The death of Tupou is described as a “big loss for the Tongan people” by
the Rev. Kalatini Ahio of the First Tongan United Methodist Church in San
Bruno, Calif. About 8,200 Tongans call the Bay Area home, according to the
2000 Census. “He means a lot to the local population,” Ahio said.
Shortly after the death of his father, Crown Prince Tupouto, 58, took the
oath of office from Tongan Chief Justice Anthony Ford to become King
Taufa’ahau Tupou V. His coronation is likely to be in a year. That
coronation will follow in the line of His Majesty King George Tupou I, who
dedicated Tonga to Jesus Christ and established the national motto, “God and
Tonga are my inheritance.”
At age 14, King Tupou IV was one of Tonga’s top athletes. He could
pole-vault more than 9 feet, played tennis, cricket, and rugby, and rowed
competitively in a racing skiff. In the 1990s, he led his 108,000 people on
a diet and exercise regime aimed at cutting the levels of fat in a nation
where coconut flesh and mutton flaps are dietary staples. From a weight
listed in the Guinness Book of Records as the heaviest for any
monarch ?? 462 pounds ?? the king shed around 154 pounds.
On July 5, two other members of Tonga’s royal family died in a traffic
accident in Menlo Park, Calif. The car carrying the king’s nephew, Prince
Tu’ipelehake, 56, and his wife, Princess Kaimana, 46, was struck as the
couple was returning from an evening reception. Their driver, Vinisia Hefa,
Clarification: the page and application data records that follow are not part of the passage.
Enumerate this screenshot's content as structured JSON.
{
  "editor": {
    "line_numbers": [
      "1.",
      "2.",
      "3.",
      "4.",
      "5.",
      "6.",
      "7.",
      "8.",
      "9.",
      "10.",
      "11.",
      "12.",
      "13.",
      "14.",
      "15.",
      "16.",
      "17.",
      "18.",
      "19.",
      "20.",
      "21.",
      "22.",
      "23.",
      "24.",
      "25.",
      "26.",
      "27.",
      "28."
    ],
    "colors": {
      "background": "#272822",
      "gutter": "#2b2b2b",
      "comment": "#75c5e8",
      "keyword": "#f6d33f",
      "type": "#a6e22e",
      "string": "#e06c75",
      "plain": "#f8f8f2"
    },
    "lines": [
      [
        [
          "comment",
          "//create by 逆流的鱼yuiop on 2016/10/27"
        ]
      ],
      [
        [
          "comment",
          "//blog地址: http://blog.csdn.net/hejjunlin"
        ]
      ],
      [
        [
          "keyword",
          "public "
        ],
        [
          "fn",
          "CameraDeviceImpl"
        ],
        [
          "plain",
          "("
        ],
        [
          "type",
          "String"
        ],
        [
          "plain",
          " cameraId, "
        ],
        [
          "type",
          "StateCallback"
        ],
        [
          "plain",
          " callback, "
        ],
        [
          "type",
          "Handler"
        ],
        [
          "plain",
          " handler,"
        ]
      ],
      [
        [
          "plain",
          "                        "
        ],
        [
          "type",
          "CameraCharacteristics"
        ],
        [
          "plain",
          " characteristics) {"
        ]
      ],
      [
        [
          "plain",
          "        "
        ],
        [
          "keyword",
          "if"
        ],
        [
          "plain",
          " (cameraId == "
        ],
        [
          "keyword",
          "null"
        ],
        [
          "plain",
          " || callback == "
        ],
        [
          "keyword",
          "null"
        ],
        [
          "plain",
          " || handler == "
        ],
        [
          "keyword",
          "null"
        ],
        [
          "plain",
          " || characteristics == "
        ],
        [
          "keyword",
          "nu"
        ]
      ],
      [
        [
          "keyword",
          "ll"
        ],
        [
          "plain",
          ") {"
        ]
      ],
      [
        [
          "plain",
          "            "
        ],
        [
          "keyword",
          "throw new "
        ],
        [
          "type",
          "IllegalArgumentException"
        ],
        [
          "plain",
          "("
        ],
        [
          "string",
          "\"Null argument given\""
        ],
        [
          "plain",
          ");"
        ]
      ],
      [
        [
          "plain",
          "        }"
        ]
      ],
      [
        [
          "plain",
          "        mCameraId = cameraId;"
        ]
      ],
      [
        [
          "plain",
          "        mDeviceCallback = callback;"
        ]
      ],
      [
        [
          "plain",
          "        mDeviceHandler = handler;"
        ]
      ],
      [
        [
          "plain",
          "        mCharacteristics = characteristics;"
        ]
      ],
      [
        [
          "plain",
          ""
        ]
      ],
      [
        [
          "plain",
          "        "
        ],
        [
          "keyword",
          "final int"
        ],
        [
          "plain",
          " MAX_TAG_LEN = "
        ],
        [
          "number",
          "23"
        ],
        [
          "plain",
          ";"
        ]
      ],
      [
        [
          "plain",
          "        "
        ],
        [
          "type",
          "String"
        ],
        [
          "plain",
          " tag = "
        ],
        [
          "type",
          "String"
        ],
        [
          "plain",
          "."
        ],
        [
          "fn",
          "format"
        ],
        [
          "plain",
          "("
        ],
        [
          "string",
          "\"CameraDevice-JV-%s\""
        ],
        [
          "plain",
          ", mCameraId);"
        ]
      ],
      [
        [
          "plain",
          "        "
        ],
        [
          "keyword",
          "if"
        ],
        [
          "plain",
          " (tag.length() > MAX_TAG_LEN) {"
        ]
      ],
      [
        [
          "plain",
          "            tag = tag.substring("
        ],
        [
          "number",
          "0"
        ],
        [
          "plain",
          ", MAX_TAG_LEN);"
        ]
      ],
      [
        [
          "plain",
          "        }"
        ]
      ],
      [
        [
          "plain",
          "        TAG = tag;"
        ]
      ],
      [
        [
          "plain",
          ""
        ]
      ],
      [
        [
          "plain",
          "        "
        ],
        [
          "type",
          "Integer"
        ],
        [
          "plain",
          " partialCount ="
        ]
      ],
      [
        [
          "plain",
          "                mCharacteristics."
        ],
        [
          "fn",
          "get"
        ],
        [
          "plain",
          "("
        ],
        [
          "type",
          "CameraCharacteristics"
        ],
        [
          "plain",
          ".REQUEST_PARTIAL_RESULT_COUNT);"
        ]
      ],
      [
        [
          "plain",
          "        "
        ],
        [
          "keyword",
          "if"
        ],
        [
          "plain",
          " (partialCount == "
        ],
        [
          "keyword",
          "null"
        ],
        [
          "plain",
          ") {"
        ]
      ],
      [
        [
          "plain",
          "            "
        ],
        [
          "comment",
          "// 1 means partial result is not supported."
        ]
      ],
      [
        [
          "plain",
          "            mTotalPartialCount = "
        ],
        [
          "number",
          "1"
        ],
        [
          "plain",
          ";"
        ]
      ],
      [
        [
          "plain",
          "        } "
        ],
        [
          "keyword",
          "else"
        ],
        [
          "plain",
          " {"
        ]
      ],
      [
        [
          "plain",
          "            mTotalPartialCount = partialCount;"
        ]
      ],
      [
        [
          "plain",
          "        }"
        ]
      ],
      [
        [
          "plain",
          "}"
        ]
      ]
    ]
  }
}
36, a member of San Bruno United Methodist Church, was also killed. The
prince was to speak at San Bruno United Methodist Church July 6.
News media contact: Kathy Gilbert or Tim Tanton, Nashville, Tenn., (615)
742-5470 or email@example.com
Tupou IV led Tonga toward a modern economy
United Methodists mourn deaths of Tongan royals, driver
Taimi ?O Tonga online
Tongan Royal Palace Site
World Methodist Council